Annual meeting educates, serves host community
Some 6,000 electric co-op leaders attended the recent National Rural Electric Cooperative Association (NRECA) annual meeting in Nashville, Tennessee. Participants heard presentations on industry practices including worker safety, attracting and retaining young professionals in rural America, cybersecurity and technology issues, and voted on member-generated resolutions to guide the organization’s policy choices. Seen here, Mykayla Wollin, Wisconsin’s youth representative sponsored by Jackson Electric Cooperative, joined more than 40 other young cooperators in evening volunteer work at Nashville’s Second Harvest Food Bank of Middle Tennessee.
Tesch elected CFC board officer
Taylor Electric Cooperative Board Chairman Dean Tesch was elected secretary-treasurer of the National Rural Utilities Cooperative Finance Corporation (CFC) at the organization’s 49th annual meeting—held in conjunction with the NRECA annual meeting—February 28 in Nashville, Tennessee. Tesch has been serving as one of two regional (Wisconsin, Iowa, and Illinois) CFC directors and continues in that role during his tenure as a board officer.
Report cites Russian gaming of U.S. energy policy
The Russian government has used social media to plant narratives aimed at disrupting U.S. domestic energy markets, according to a March report from the House Committee on Science, Space, and Technology.
The report cites “the Kremlin’s energy influence-peddling operation” in describing Russian entities “deceptively using various social and traditional media platforms” to spur opposition to U.S. development of domestic energy resources and U.S. contributions to global energy supplies. The Russian economy is heavily dependent on energy exports, especially of liquid natural gas.
Though the report was authored by majority Republican committee staff, anger over Russian meddling has been bipartisan. The Hill quoted Connecticut Senator Richard Blumenthal, a high-profile Democrat and member of the Senate Judiciary Committee, saying “Russia is continuing to extend its digital tentacles into every aspect of American life; it is absolutely chilling and profoundly dangerous to our future.”
Feds reviewing Yucca alternative
The Nuclear Regulatory Commission (NRC) last month began regulatory review of the license application for a private-sector interim facility to store spent nuclear power plant fuel in New Mexico, New Jersey-based Holtec International announced in March.
According to the announcement, the NRC indicated a license could be issued by midsummer of 2020 and perhaps sooner if all aspects of the review are satisfactory. Spent fuel is now stored on-site at or near nuclear plants nationwide, as the government is 20 years past its own legal deadline to provide a single, permanent repository.
The application represented the nation’s only currently active licensing effort in response to the Energy Department’s solicitation for interim storage sites. Dallas-based Waste Control Specialists applied in 2016 for a license to develop spent fuel storage at a west Texas site but suspended its application last year.

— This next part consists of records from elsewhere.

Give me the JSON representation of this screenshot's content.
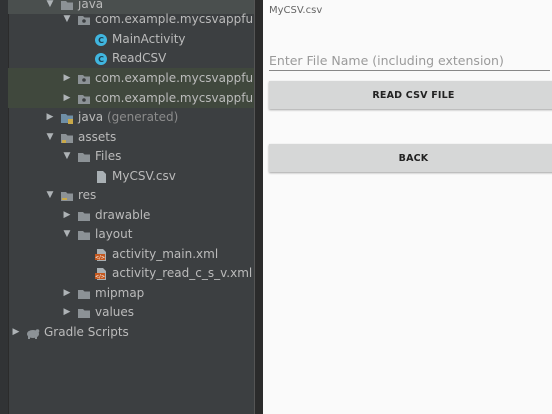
{
  "project_tree": {
    "items": [
      {
        "label": "java",
        "icon": "folder-icon",
        "expanded": true,
        "selected": true
      },
      {
        "label": "com.example.mycsvappfullcode",
        "icon": "package-icon",
        "expanded": true
      },
      {
        "label": "MainActivity",
        "icon": "class-icon"
      },
      {
        "label": "ReadCSV",
        "icon": "class-icon"
      },
      {
        "label": "com.example.mycsvappfullcode",
        "icon": "package-icon",
        "expanded": false
      },
      {
        "label": "com.example.mycsvappfullcode",
        "icon": "package-icon",
        "expanded": false
      },
      {
        "label": "java",
        "suffix": "(generated)",
        "icon": "generated-folder-icon",
        "expanded": false
      },
      {
        "label": "assets",
        "icon": "assets-folder-icon",
        "expanded": true
      },
      {
        "label": "Files",
        "icon": "folder-icon",
        "expanded": true
      },
      {
        "label": "MyCSV.csv",
        "icon": "file-icon"
      },
      {
        "label": "res",
        "icon": "res-folder-icon",
        "expanded": true
      },
      {
        "label": "drawable",
        "icon": "folder-icon",
        "expanded": false
      },
      {
        "label": "layout",
        "icon": "folder-icon",
        "expanded": true
      },
      {
        "label": "activity_main.xml",
        "icon": "xml-layout-icon"
      },
      {
        "label": "activity_read_c_s_v.xml",
        "icon": "xml-layout-icon"
      },
      {
        "label": "mipmap",
        "icon": "folder-icon",
        "expanded": false
      },
      {
        "label": "values",
        "icon": "folder-icon",
        "expanded": false
      },
      {
        "label": "Gradle Scripts",
        "icon": "gradle-icon",
        "expanded": false
      }
    ]
  },
  "app": {
    "file_label": "MyCSV.csv",
    "input_placeholder": "Enter File Name (including extension)",
    "input_value": "",
    "read_button": "READ CSV FILE",
    "back_button": "BACK"
  },
  "colors": {
    "ide_bg": "#3c3f41",
    "text": "#bbbbbb",
    "folder": "#8c9296",
    "class_icon": "#40b6e0",
    "xml_icon": "#c4581f",
    "button_bg": "#d6d7d7",
    "phone_bg": "#fafafa"
  }
}
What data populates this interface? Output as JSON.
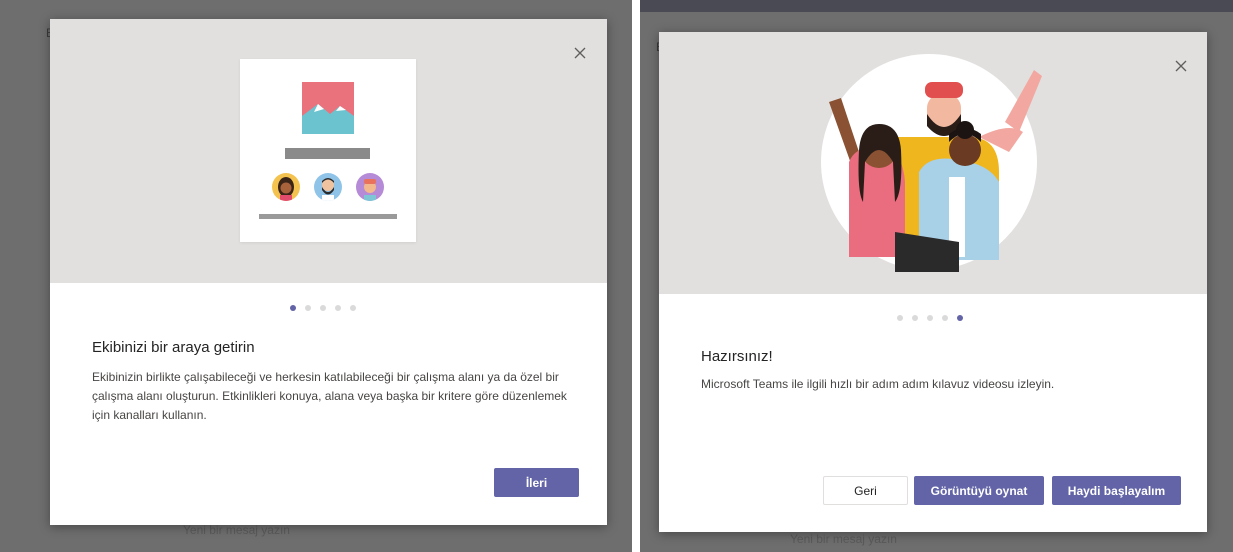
{
  "left": {
    "background_text": "Yeni bir mesaj yazın",
    "dots": [
      true,
      false,
      false,
      false,
      false
    ],
    "title": "Ekibinizi bir araya getirin",
    "body": "Ekibinizin birlikte çalışabileceği ve herkesin katılabileceği bir çalışma alanı ya da özel bir çalışma alanı oluşturun. Etkinlikleri konuya, alana veya başka bir kritere göre düzenlemek için kanalları kullanın.",
    "next_label": "İleri"
  },
  "right": {
    "background_text": "Yeni bir mesaj yazın",
    "dots": [
      false,
      false,
      false,
      false,
      true
    ],
    "title": "Hazırsınız!",
    "body": "Microsoft Teams ile ilgili hızlı bir adım adım kılavuz videosu izleyin.",
    "back_label": "Geri",
    "play_label": "Görüntüyü oynat",
    "start_label": "Haydi başlayalım"
  },
  "colors": {
    "accent": "#6264a7",
    "hero_bg": "#e2e0df",
    "overlay": "#6e6e6e"
  },
  "icons": [
    "close-icon",
    "image-icon",
    "avatar-icon"
  ]
}
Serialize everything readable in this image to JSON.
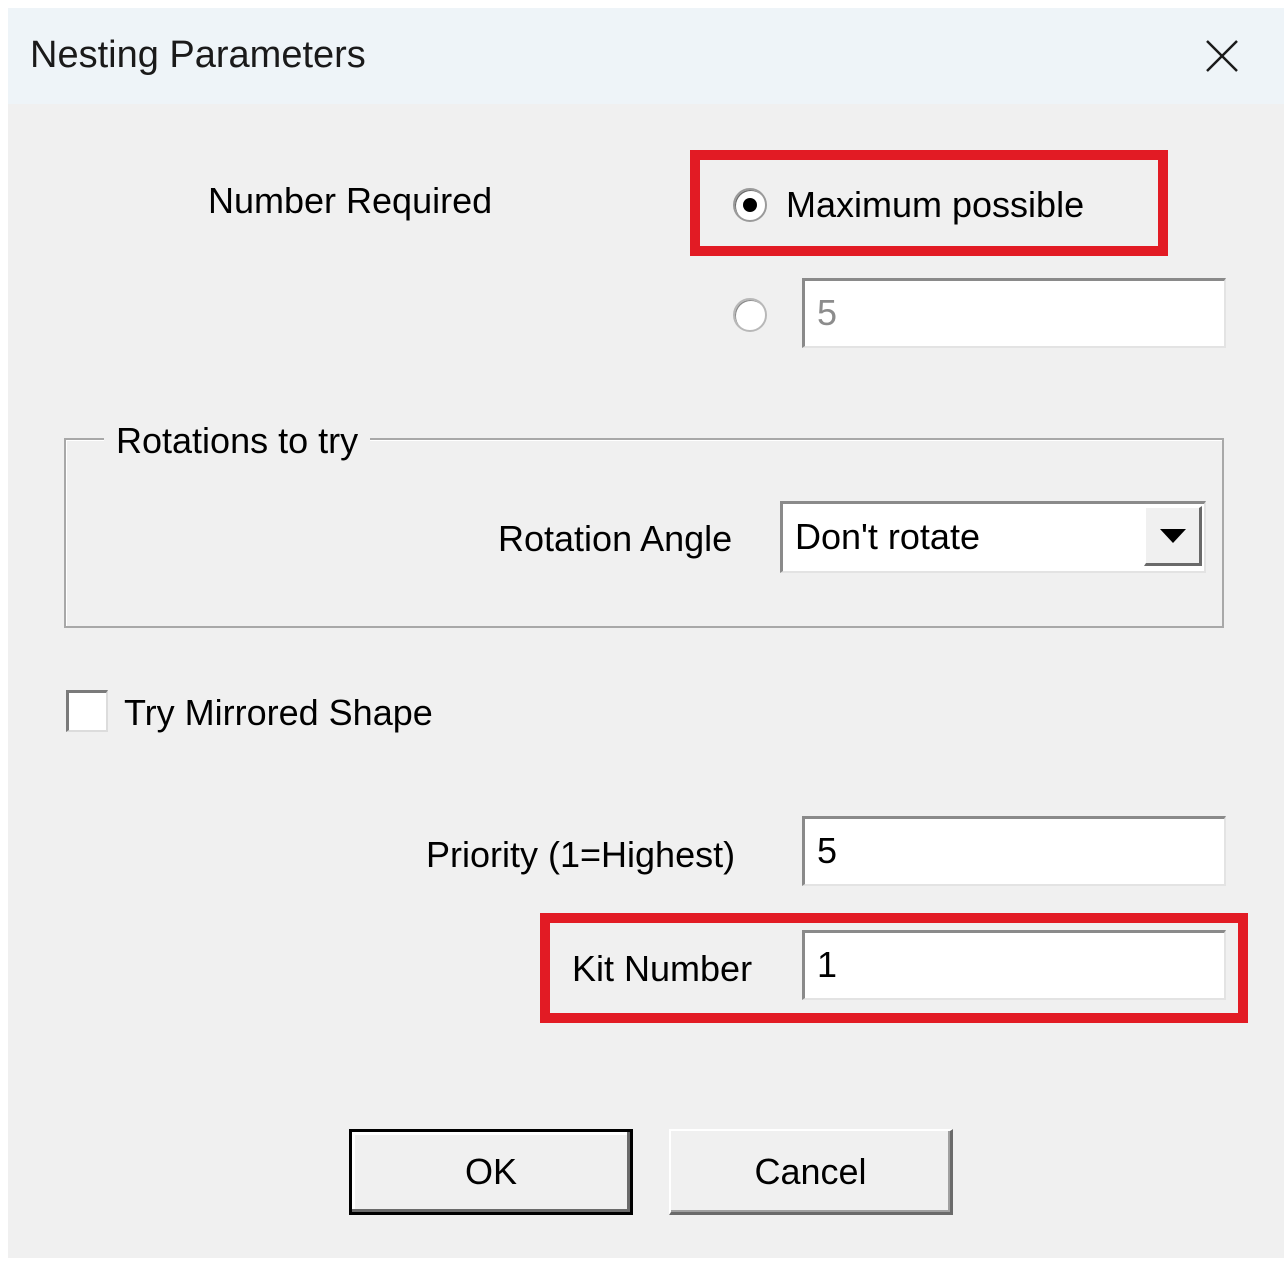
{
  "window": {
    "title": "Nesting Parameters"
  },
  "number_required": {
    "label": "Number Required",
    "option_maximum_label": "Maximum possible",
    "option_maximum_selected": true,
    "option_custom_selected": false,
    "custom_value": "5"
  },
  "rotations_group": {
    "legend": "Rotations to try",
    "rotation_angle_label": "Rotation Angle",
    "rotation_angle_value": "Don't rotate"
  },
  "mirrored": {
    "label": "Try Mirrored Shape",
    "checked": false
  },
  "priority": {
    "label": "Priority (1=Highest)",
    "value": "5"
  },
  "kit_number": {
    "label": "Kit Number",
    "value": "1"
  },
  "buttons": {
    "ok_label": "OK",
    "cancel_label": "Cancel"
  },
  "colors": {
    "highlight": "#e21b24",
    "dialog_bg": "#f0f0f0",
    "titlebar_bg": "#eef4f8"
  },
  "icons": {
    "close": "close-icon",
    "dropdown": "chevron-down-icon"
  }
}
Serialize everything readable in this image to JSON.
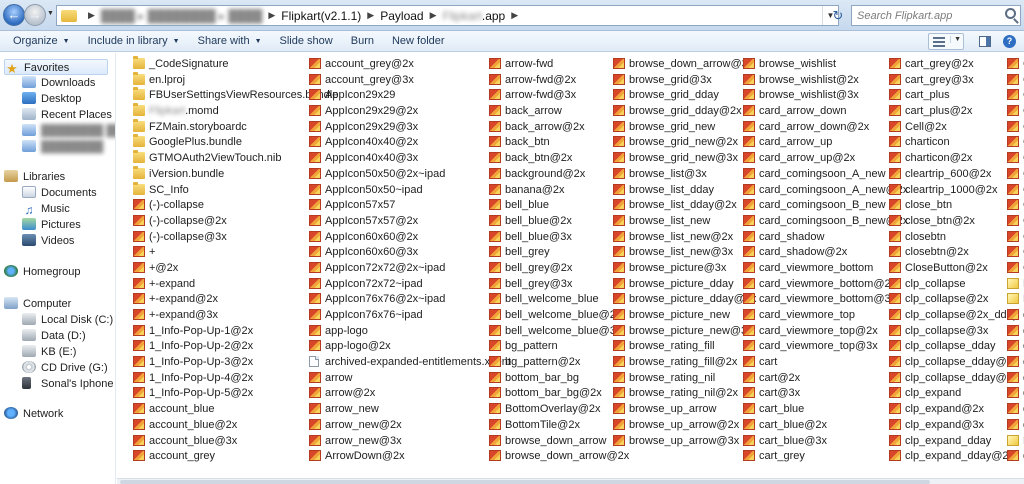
{
  "window": {
    "breadcrumbs": [
      {
        "label": "████ ▸ ████████ ▸ ████",
        "blurred": true
      },
      {
        "label": "Flipkart(v2.1.1)",
        "blurred": false
      },
      {
        "label": "Payload",
        "blurred": false
      },
      {
        "label": "Flipkart.app",
        "blurred": true,
        "suffix": ".app"
      }
    ],
    "path_main": "Flipkart(v2.1.1)",
    "path_payload": "Payload",
    "path_app_suffix": ".app",
    "search_placeholder": "Search Flipkart.app"
  },
  "toolbar": {
    "organize": "Organize",
    "include": "Include in library",
    "share": "Share with",
    "slideshow": "Slide show",
    "burn": "Burn",
    "new_folder": "New folder"
  },
  "nav": {
    "favorites": "Favorites",
    "downloads": "Downloads",
    "desktop": "Desktop",
    "recent": "Recent Places",
    "blur1": "████████ ████████",
    "blur2": "████████",
    "libraries": "Libraries",
    "documents": "Documents",
    "music": "Music",
    "pictures": "Pictures",
    "videos": "Videos",
    "homegroup": "Homegroup",
    "computer": "Computer",
    "local_disk": "Local Disk (C:)",
    "data_d": "Data (D:)",
    "kb_e": "KB (E:)",
    "cd_g": "CD Drive (G:)",
    "iphone": "Sonal's Iphone",
    "network": "Network"
  },
  "columns": [
    {
      "items": [
        {
          "name": "_CodeSignature",
          "icon": "folder"
        },
        {
          "name": "en.lproj",
          "icon": "folder"
        },
        {
          "name": "FBUserSettingsViewResources.bundle",
          "icon": "folder"
        },
        {
          "name": "Flipkart.momd",
          "icon": "folder",
          "blur_prefix": true
        },
        {
          "name": "FZMain.storyboardc",
          "icon": "folder"
        },
        {
          "name": "GooglePlus.bundle",
          "icon": "folder"
        },
        {
          "name": "GTMOAuth2ViewTouch.nib",
          "icon": "folder"
        },
        {
          "name": "iVersion.bundle",
          "icon": "folder"
        },
        {
          "name": "SC_Info",
          "icon": "folder"
        },
        {
          "name": "(-)-collapse",
          "icon": "png"
        },
        {
          "name": "(-)-collapse@2x",
          "icon": "png"
        },
        {
          "name": "(-)-collapse@3x",
          "icon": "png"
        },
        {
          "name": "+",
          "icon": "png"
        },
        {
          "name": "+@2x",
          "icon": "png"
        },
        {
          "name": "+-expand",
          "icon": "png"
        },
        {
          "name": "+-expand@2x",
          "icon": "png"
        },
        {
          "name": "+-expand@3x",
          "icon": "png"
        },
        {
          "name": "1_Info-Pop-Up-1@2x",
          "icon": "png"
        },
        {
          "name": "1_Info-Pop-Up-2@2x",
          "icon": "png"
        },
        {
          "name": "1_Info-Pop-Up-3@2x",
          "icon": "png"
        },
        {
          "name": "1_Info-Pop-Up-4@2x",
          "icon": "png"
        },
        {
          "name": "1_Info-Pop-Up-5@2x",
          "icon": "png"
        },
        {
          "name": "account_blue",
          "icon": "png"
        },
        {
          "name": "account_blue@2x",
          "icon": "png"
        },
        {
          "name": "account_blue@3x",
          "icon": "png"
        },
        {
          "name": "account_grey",
          "icon": "png"
        }
      ]
    },
    {
      "items": [
        {
          "name": "account_grey@2x",
          "icon": "png"
        },
        {
          "name": "account_grey@3x",
          "icon": "png"
        },
        {
          "name": "AppIcon29x29",
          "icon": "png"
        },
        {
          "name": "AppIcon29x29@2x",
          "icon": "png"
        },
        {
          "name": "AppIcon29x29@3x",
          "icon": "png"
        },
        {
          "name": "AppIcon40x40@2x",
          "icon": "png"
        },
        {
          "name": "AppIcon40x40@3x",
          "icon": "png"
        },
        {
          "name": "AppIcon50x50@2x~ipad",
          "icon": "png"
        },
        {
          "name": "AppIcon50x50~ipad",
          "icon": "png"
        },
        {
          "name": "AppIcon57x57",
          "icon": "png"
        },
        {
          "name": "AppIcon57x57@2x",
          "icon": "png"
        },
        {
          "name": "AppIcon60x60@2x",
          "icon": "png"
        },
        {
          "name": "AppIcon60x60@3x",
          "icon": "png"
        },
        {
          "name": "AppIcon72x72@2x~ipad",
          "icon": "png"
        },
        {
          "name": "AppIcon72x72~ipad",
          "icon": "png"
        },
        {
          "name": "AppIcon76x76@2x~ipad",
          "icon": "png"
        },
        {
          "name": "AppIcon76x76~ipad",
          "icon": "png"
        },
        {
          "name": "app-logo",
          "icon": "png"
        },
        {
          "name": "app-logo@2x",
          "icon": "png"
        },
        {
          "name": "archived-expanded-entitlements.xcent",
          "icon": "file"
        },
        {
          "name": "arrow",
          "icon": "png"
        },
        {
          "name": "arrow@2x",
          "icon": "png"
        },
        {
          "name": "arrow_new",
          "icon": "png"
        },
        {
          "name": "arrow_new@2x",
          "icon": "png"
        },
        {
          "name": "arrow_new@3x",
          "icon": "png"
        },
        {
          "name": "ArrowDown@2x",
          "icon": "png"
        }
      ]
    },
    {
      "items": [
        {
          "name": "arrow-fwd",
          "icon": "png"
        },
        {
          "name": "arrow-fwd@2x",
          "icon": "png"
        },
        {
          "name": "arrow-fwd@3x",
          "icon": "png"
        },
        {
          "name": "back_arrow",
          "icon": "png"
        },
        {
          "name": "back_arrow@2x",
          "icon": "png"
        },
        {
          "name": "back_btn",
          "icon": "png"
        },
        {
          "name": "back_btn@2x",
          "icon": "png"
        },
        {
          "name": "background@2x",
          "icon": "png"
        },
        {
          "name": "banana@2x",
          "icon": "png"
        },
        {
          "name": "bell_blue",
          "icon": "png"
        },
        {
          "name": "bell_blue@2x",
          "icon": "png"
        },
        {
          "name": "bell_blue@3x",
          "icon": "png"
        },
        {
          "name": "bell_grey",
          "icon": "png"
        },
        {
          "name": "bell_grey@2x",
          "icon": "png"
        },
        {
          "name": "bell_grey@3x",
          "icon": "png"
        },
        {
          "name": "bell_welcome_blue",
          "icon": "png"
        },
        {
          "name": "bell_welcome_blue@2x",
          "icon": "png"
        },
        {
          "name": "bell_welcome_blue@3x",
          "icon": "png"
        },
        {
          "name": "bg_pattern",
          "icon": "png"
        },
        {
          "name": "bg_pattern@2x",
          "icon": "png"
        },
        {
          "name": "bottom_bar_bg",
          "icon": "png"
        },
        {
          "name": "bottom_bar_bg@2x",
          "icon": "png"
        },
        {
          "name": "BottomOverlay@2x",
          "icon": "png"
        },
        {
          "name": "BottomTile@2x",
          "icon": "png"
        },
        {
          "name": "browse_down_arrow",
          "icon": "png"
        },
        {
          "name": "browse_down_arrow@2x",
          "icon": "png"
        }
      ]
    },
    {
      "items": [
        {
          "name": "browse_down_arrow@3x",
          "icon": "png"
        },
        {
          "name": "browse_grid@3x",
          "icon": "png"
        },
        {
          "name": "browse_grid_dday",
          "icon": "png"
        },
        {
          "name": "browse_grid_dday@2x",
          "icon": "png"
        },
        {
          "name": "browse_grid_new",
          "icon": "png"
        },
        {
          "name": "browse_grid_new@2x",
          "icon": "png"
        },
        {
          "name": "browse_grid_new@3x",
          "icon": "png"
        },
        {
          "name": "browse_list@3x",
          "icon": "png"
        },
        {
          "name": "browse_list_dday",
          "icon": "png"
        },
        {
          "name": "browse_list_dday@2x",
          "icon": "png"
        },
        {
          "name": "browse_list_new",
          "icon": "png"
        },
        {
          "name": "browse_list_new@2x",
          "icon": "png"
        },
        {
          "name": "browse_list_new@3x",
          "icon": "png"
        },
        {
          "name": "browse_picture@3x",
          "icon": "png"
        },
        {
          "name": "browse_picture_dday",
          "icon": "png"
        },
        {
          "name": "browse_picture_dday@2x",
          "icon": "png"
        },
        {
          "name": "browse_picture_new",
          "icon": "png"
        },
        {
          "name": "browse_picture_new@3x",
          "icon": "png"
        },
        {
          "name": "browse_rating_fill",
          "icon": "png"
        },
        {
          "name": "browse_rating_fill@2x",
          "icon": "png"
        },
        {
          "name": "browse_rating_nil",
          "icon": "png"
        },
        {
          "name": "browse_rating_nil@2x",
          "icon": "png"
        },
        {
          "name": "browse_up_arrow",
          "icon": "png"
        },
        {
          "name": "browse_up_arrow@2x",
          "icon": "png"
        },
        {
          "name": "browse_up_arrow@3x",
          "icon": "png"
        }
      ]
    },
    {
      "items": [
        {
          "name": "browse_wishlist",
          "icon": "png"
        },
        {
          "name": "browse_wishlist@2x",
          "icon": "png"
        },
        {
          "name": "browse_wishlist@3x",
          "icon": "png"
        },
        {
          "name": "card_arrow_down",
          "icon": "png"
        },
        {
          "name": "card_arrow_down@2x",
          "icon": "png"
        },
        {
          "name": "card_arrow_up",
          "icon": "png"
        },
        {
          "name": "card_arrow_up@2x",
          "icon": "png"
        },
        {
          "name": "card_comingsoon_A_new",
          "icon": "png"
        },
        {
          "name": "card_comingsoon_A_new@2x",
          "icon": "png"
        },
        {
          "name": "card_comingsoon_B_new",
          "icon": "png"
        },
        {
          "name": "card_comingsoon_B_new@2x",
          "icon": "png"
        },
        {
          "name": "card_shadow",
          "icon": "png"
        },
        {
          "name": "card_shadow@2x",
          "icon": "png"
        },
        {
          "name": "card_viewmore_bottom",
          "icon": "png"
        },
        {
          "name": "card_viewmore_bottom@2x",
          "icon": "png"
        },
        {
          "name": "card_viewmore_bottom@3x",
          "icon": "png"
        },
        {
          "name": "card_viewmore_top",
          "icon": "png"
        },
        {
          "name": "card_viewmore_top@2x",
          "icon": "png"
        },
        {
          "name": "card_viewmore_top@3x",
          "icon": "png"
        },
        {
          "name": "cart",
          "icon": "png"
        },
        {
          "name": "cart@2x",
          "icon": "png"
        },
        {
          "name": "cart@3x",
          "icon": "png"
        },
        {
          "name": "cart_blue",
          "icon": "png"
        },
        {
          "name": "cart_blue@2x",
          "icon": "png"
        },
        {
          "name": "cart_blue@3x",
          "icon": "png"
        },
        {
          "name": "cart_grey",
          "icon": "png"
        }
      ]
    },
    {
      "items": [
        {
          "name": "cart_grey@2x",
          "icon": "png"
        },
        {
          "name": "cart_grey@3x",
          "icon": "png"
        },
        {
          "name": "cart_plus",
          "icon": "png"
        },
        {
          "name": "cart_plus@2x",
          "icon": "png"
        },
        {
          "name": "Cell@2x",
          "icon": "png"
        },
        {
          "name": "charticon",
          "icon": "png"
        },
        {
          "name": "charticon@2x",
          "icon": "png"
        },
        {
          "name": "cleartrip_600@2x",
          "icon": "png"
        },
        {
          "name": "cleartrip_1000@2x",
          "icon": "png"
        },
        {
          "name": "close_btn",
          "icon": "png"
        },
        {
          "name": "close_btn@2x",
          "icon": "png"
        },
        {
          "name": "closebtn",
          "icon": "png"
        },
        {
          "name": "closebtn@2x",
          "icon": "png"
        },
        {
          "name": "CloseButton@2x",
          "icon": "png"
        },
        {
          "name": "clp_collapse",
          "icon": "png"
        },
        {
          "name": "clp_collapse@2x",
          "icon": "png"
        },
        {
          "name": "clp_collapse@2x_dday",
          "icon": "png"
        },
        {
          "name": "clp_collapse@3x",
          "icon": "png"
        },
        {
          "name": "clp_collapse_dday",
          "icon": "png"
        },
        {
          "name": "clp_collapse_dday@2x",
          "icon": "png"
        },
        {
          "name": "clp_collapse_dday@3x",
          "icon": "png"
        },
        {
          "name": "clp_expand",
          "icon": "png"
        },
        {
          "name": "clp_expand@2x",
          "icon": "png"
        },
        {
          "name": "clp_expand@3x",
          "icon": "png"
        },
        {
          "name": "clp_expand_dday",
          "icon": "png"
        },
        {
          "name": "clp_expand_dday@2x",
          "icon": "png"
        }
      ]
    },
    {
      "items": [
        {
          "name": "C",
          "icon": "png"
        },
        {
          "name": "C",
          "icon": "png"
        },
        {
          "name": "C",
          "icon": "png"
        },
        {
          "name": "C",
          "icon": "png"
        },
        {
          "name": "C",
          "icon": "png"
        },
        {
          "name": "C",
          "icon": "png"
        },
        {
          "name": "C",
          "icon": "png"
        },
        {
          "name": "C",
          "icon": "png"
        },
        {
          "name": "C",
          "icon": "png"
        },
        {
          "name": "C",
          "icon": "png"
        },
        {
          "name": "C",
          "icon": "png"
        },
        {
          "name": "C",
          "icon": "png"
        },
        {
          "name": "C",
          "icon": "png"
        },
        {
          "name": "C",
          "icon": "png"
        },
        {
          "name": "D",
          "icon": "note"
        },
        {
          "name": "D",
          "icon": "note"
        },
        {
          "name": "d",
          "icon": "png"
        },
        {
          "name": "d",
          "icon": "png"
        },
        {
          "name": "d",
          "icon": "png"
        },
        {
          "name": "d",
          "icon": "png"
        },
        {
          "name": "d",
          "icon": "png"
        },
        {
          "name": "d",
          "icon": "png"
        },
        {
          "name": "d",
          "icon": "png"
        },
        {
          "name": "d",
          "icon": "png"
        },
        {
          "name": "D",
          "icon": "note"
        },
        {
          "name": "d",
          "icon": "png"
        }
      ]
    }
  ]
}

At press time, Waste Control Specialists was in the process of reactivating licensing activity.
Wanted: Utility Regulator
Ellen Nowak, who chaired Wisconsin’s Public Service Commission (PSC) since 2015 and served as a commissioner since 2011, departed the independent utility regulatory panel in March to become the new Secretary of the Department of Administration.
She succeeds Scott Neitzel, who had been a Madison utility executive prior to his 2015 appointment to the state’s highest-ranking cabinet post. Earlier, Neitzel had served as a member of the PSC during the Thompson administration.
Commissioner Lon Roberts was appointed by Governor Walker to succeed Nowak in the chair. Walker appointed his chief of staff, Rich Zipperer, to fill the vacant seat on the three-member utility commission.